Simply put – I don’t trust myself to mix or master without Sonarworks’ SoundID Reference.
I know that sounds very non-negotiable. But sometimes you just can’t argue with physics.
For those of us mixing on headphones, it turns out headphones are often colored as well. So SoundID Reference also has a Headphone edition.
Sonarworks has gone ahead and analyzed hundreds of the most popular headphones out there. All you need to do is pick your make and model from their list of headphone profiles.
I suggest giving their demo a try. I bet you’ll be surprised.
When we’re in the depths of a mix, it’s very easy to lose the forest for the trees. As we focus on details like:
- Sculpting the kick and bass
- DeEssing the vocals
- Adjusting reverb and delay
Our attention is bouncing around from small detail to small detail. And it can be easy to forget about the major technical details of our mixes.
- Mixing so hot that we’re clipping our Stereo Output

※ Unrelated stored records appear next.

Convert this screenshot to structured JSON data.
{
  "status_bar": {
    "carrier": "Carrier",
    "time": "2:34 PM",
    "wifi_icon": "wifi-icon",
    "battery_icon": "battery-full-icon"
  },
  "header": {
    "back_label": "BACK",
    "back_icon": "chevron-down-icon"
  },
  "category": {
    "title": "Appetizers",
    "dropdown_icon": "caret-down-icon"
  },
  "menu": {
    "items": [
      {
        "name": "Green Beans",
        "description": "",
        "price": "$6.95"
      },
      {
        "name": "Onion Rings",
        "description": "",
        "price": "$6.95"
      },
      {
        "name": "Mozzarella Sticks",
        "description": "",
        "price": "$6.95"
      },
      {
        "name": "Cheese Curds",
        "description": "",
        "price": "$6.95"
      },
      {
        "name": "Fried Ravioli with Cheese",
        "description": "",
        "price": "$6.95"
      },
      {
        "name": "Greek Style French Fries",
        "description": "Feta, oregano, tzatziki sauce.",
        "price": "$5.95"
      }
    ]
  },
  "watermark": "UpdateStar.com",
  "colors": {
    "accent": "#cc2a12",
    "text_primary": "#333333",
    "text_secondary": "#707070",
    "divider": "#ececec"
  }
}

- Squashing our mixes with too much compression, and thus losing dynamics
- Overusing widening effects, or uneven panning which causes mono-compatibility problems
- Failing to remove low-end mud from our non-bass tracks, which robs our kick and bass of room in the mix
These technical details matter a lot. And Logic’s meters can be very helpful to catch any goofs in our mixes.
The only problem is that the Logic meters require our undivided attention. To identify major mix issues, we have to watch our meters constantly.
That’s a lot of work!
Which is why I use Levels from Mastering the Mix. Levels doesn’t need us to interpret what it’s saying at every given moment. Instead, Levels will tell you when there’s a problem with your mix.
Levels identifies 6 critical areas to watch out for in our mixes. Place Levels on your Stereo Output and the plugin will watch out for:
- True Peak levels for any clipping, even with a Limiter on the Stereo Output
- Stereo Field for mono-compatibility of both phase and panning
- Loudness Range and Loudness Units for perceived volume
- Bass Space to measure your mix’s bass levels when your kick and bass are muted
- Dynamic Range for over-compression or over-limiting
If Levels perceives a problem in any of these key areas, the corresponding module will turn red.
It’s kind of like having a personal assistant living inside your Projects. Levels only taps you on the shoulder when your mix is in trouble. You can also use Levels to double-check your masters.
For my own Projects, a combination of Logic’s Multimeter and Levels ensures I don’t make any critical mistakes.
I hope this list of plugins can be a resource to you whenever you’re stuck.
The plugins above aren’t a list of “nice-to-have” EQs and Reverbs. These are plugins that can alleviate hours of struggle and frustration.
If the Logic team at Apple ever updates Logic with similar functionality I would be thrilled!
But until then – give these plugins a try if you’re ever caught in a sticky situation 🙂